HIV is transmitted through blood, semen, vaginal fluids or breast milk. It can be transmitted by engaging in unsafe sex (without a condom and lubricant or other methods for safer sex), sharing needles, or from mother to child through breast milk or birth. Practicing safe sex and not sharing needles is the best way to protect ourselves from HIV and other blood-borne viruses.

Is it a sin?

For some families, this may be a difficult issue to face. For others it’s a non-issue. We each have our own religious or spiritual beliefs. Most religions and churches have members with a range of views and interpretations of their faith. A number of religious organizations support equal rights for LGBTIQ people, other don’t.

How can I support my loved one?

Finding information like on this website is a great first step to supporting your loved one. You have shown that you are open to new information and hopefully are better informed. Every young person needs different things from their family. Some parents find that they are better able to understand and support their child by recognizing the similarities and differences in experiences. You can support your loved one by educating yourself and others around you as much as possible about sexuality, gender and diversity.

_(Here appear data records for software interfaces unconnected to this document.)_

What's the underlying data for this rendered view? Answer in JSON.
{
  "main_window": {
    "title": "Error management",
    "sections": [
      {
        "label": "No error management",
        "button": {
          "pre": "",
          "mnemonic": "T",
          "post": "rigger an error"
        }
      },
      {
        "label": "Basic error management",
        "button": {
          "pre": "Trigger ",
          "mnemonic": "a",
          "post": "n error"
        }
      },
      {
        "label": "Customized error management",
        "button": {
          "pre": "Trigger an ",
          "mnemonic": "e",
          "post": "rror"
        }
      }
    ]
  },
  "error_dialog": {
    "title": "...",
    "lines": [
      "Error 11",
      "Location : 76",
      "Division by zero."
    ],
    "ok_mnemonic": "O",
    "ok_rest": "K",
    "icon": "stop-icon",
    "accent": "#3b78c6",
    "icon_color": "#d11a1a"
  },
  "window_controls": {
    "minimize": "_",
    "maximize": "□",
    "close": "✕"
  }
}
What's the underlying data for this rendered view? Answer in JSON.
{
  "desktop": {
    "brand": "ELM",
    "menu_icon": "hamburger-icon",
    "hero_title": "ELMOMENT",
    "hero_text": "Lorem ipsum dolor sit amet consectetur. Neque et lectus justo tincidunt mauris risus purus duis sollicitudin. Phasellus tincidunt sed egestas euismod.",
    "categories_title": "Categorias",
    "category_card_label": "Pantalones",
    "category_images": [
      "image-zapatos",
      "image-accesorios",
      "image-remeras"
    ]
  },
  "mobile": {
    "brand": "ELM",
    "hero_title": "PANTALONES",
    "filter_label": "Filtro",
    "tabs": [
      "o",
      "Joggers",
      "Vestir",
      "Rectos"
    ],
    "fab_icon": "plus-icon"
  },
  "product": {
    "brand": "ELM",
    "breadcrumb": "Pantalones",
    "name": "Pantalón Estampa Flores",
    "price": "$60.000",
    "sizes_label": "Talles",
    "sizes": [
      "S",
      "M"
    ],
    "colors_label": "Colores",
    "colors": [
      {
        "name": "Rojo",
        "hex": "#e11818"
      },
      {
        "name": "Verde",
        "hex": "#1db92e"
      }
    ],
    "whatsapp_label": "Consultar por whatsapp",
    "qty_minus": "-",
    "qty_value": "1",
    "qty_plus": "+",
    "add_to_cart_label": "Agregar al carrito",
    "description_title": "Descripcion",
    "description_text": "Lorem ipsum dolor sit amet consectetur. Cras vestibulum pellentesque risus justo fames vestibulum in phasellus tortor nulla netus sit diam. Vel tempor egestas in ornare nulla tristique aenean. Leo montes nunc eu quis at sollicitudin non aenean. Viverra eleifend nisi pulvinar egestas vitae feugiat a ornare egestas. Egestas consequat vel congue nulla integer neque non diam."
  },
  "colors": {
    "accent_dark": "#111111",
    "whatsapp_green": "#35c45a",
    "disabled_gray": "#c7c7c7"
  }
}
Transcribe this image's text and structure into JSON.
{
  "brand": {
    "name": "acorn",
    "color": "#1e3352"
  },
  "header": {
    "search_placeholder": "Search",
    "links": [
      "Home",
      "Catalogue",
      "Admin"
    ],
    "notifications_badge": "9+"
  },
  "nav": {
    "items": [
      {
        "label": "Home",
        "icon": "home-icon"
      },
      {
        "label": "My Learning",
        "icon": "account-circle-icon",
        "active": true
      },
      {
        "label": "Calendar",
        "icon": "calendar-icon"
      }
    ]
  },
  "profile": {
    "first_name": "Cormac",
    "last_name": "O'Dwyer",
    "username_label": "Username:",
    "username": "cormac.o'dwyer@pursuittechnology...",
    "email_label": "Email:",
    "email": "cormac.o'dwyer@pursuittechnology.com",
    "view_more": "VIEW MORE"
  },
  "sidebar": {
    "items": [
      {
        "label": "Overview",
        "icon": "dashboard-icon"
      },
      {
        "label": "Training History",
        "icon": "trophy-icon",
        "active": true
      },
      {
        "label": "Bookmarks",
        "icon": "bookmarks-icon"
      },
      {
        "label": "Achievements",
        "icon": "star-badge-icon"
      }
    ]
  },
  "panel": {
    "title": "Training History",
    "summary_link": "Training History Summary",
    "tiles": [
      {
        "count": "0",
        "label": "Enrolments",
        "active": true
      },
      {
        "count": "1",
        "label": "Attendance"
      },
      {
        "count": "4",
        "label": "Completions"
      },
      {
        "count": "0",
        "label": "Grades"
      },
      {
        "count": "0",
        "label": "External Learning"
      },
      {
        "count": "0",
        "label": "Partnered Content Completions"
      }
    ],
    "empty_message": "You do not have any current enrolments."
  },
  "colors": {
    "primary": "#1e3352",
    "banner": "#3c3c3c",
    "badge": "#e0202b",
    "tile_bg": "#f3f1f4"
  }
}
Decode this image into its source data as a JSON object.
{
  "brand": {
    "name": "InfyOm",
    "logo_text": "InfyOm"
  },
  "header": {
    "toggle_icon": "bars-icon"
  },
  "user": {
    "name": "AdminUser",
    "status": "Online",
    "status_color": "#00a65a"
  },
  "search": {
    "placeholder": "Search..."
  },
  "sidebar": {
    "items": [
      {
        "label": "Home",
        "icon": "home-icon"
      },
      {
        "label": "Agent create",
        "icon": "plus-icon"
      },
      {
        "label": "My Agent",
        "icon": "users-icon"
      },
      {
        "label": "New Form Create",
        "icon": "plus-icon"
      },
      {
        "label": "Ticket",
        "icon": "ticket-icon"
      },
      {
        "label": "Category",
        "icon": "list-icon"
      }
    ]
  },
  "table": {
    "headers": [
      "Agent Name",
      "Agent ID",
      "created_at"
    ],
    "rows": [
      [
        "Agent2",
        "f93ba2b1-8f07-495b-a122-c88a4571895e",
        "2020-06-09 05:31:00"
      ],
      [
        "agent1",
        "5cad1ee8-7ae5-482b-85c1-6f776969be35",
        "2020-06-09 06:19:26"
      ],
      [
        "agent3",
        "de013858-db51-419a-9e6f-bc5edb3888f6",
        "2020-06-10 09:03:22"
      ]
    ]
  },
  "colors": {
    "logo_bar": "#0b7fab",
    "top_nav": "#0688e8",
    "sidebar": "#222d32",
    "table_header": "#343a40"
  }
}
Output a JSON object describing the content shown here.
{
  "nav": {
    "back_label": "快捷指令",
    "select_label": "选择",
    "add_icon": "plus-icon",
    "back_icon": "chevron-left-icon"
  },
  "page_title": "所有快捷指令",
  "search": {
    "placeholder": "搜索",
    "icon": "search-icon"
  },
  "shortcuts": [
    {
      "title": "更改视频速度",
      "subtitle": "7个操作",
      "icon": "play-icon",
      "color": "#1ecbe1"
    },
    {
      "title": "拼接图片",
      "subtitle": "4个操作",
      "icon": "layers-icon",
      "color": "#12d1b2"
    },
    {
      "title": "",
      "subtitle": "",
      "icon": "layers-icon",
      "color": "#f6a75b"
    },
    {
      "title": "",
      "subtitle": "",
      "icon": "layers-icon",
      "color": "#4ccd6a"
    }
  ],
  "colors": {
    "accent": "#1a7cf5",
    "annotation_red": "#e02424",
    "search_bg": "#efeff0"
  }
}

Young people realize that LGBTIQ people are condemned by society. Even before they reach the kindergarten playground, they learn negative words for LGBTIQ people. Young people generally assume that all the people they know are heterosexual; they have no idea that some of the respected adults around them are LGBTIQ. Many LGBTIQ young people feel isolated and like they are the only person that feels like this. Some are harassed or abused by peers, family members, school & agency personnel and others. Whether or not they are labeled by others young people often;

  • Fear being discovered and expect rejection;
  • Carefully guard their feelings to maintain acceptance (or merely to survive);
  • Have no opportunity openly to date each other or flirt or engage in sexual experimenting like other teens; and
  • Lack of accurate and relevant information about their feelings and experiences.

Feeling marginalize or stigmatized in society can lead to some young people becoming depressed or even suicidal. In fact, research indicates that same sex attracted and gender diverse young people experience far higher rates of suicidal ideation and attempts, as well as other mental health related issues. This is a direct result of feeling isolated, rejected, marginalized and stigmatized.

Education about LGBTIQ people is an important step in being able to support young people and to prevent and reduce suicide and mental health issues. Avenues need to be created to help young people develop positive self-esteem and skills to deal with a sometimes hostile and usually challenging environment. These young people need;

  • Supportive opportunities to socialize with one another;
  • Resources that specifically address their concerns; and
  • Sensitive, non-judgemental help as they come to understand themselves.

Freedom Centre aims to meet these needs in the following ways;


  • Our safe social space for young people to hang out, meet others with similar experiences to theirs, and feel OK being themselves;
  • We provide accurate and relevant information through our website, email, phone, courses, community information stalls, and at the drop-in centre to both young people and their families, friends and professionals that support them.
  • We provide referrals to other LGBTIQ-friendly support services.

Check out our Support section or contact us for more info.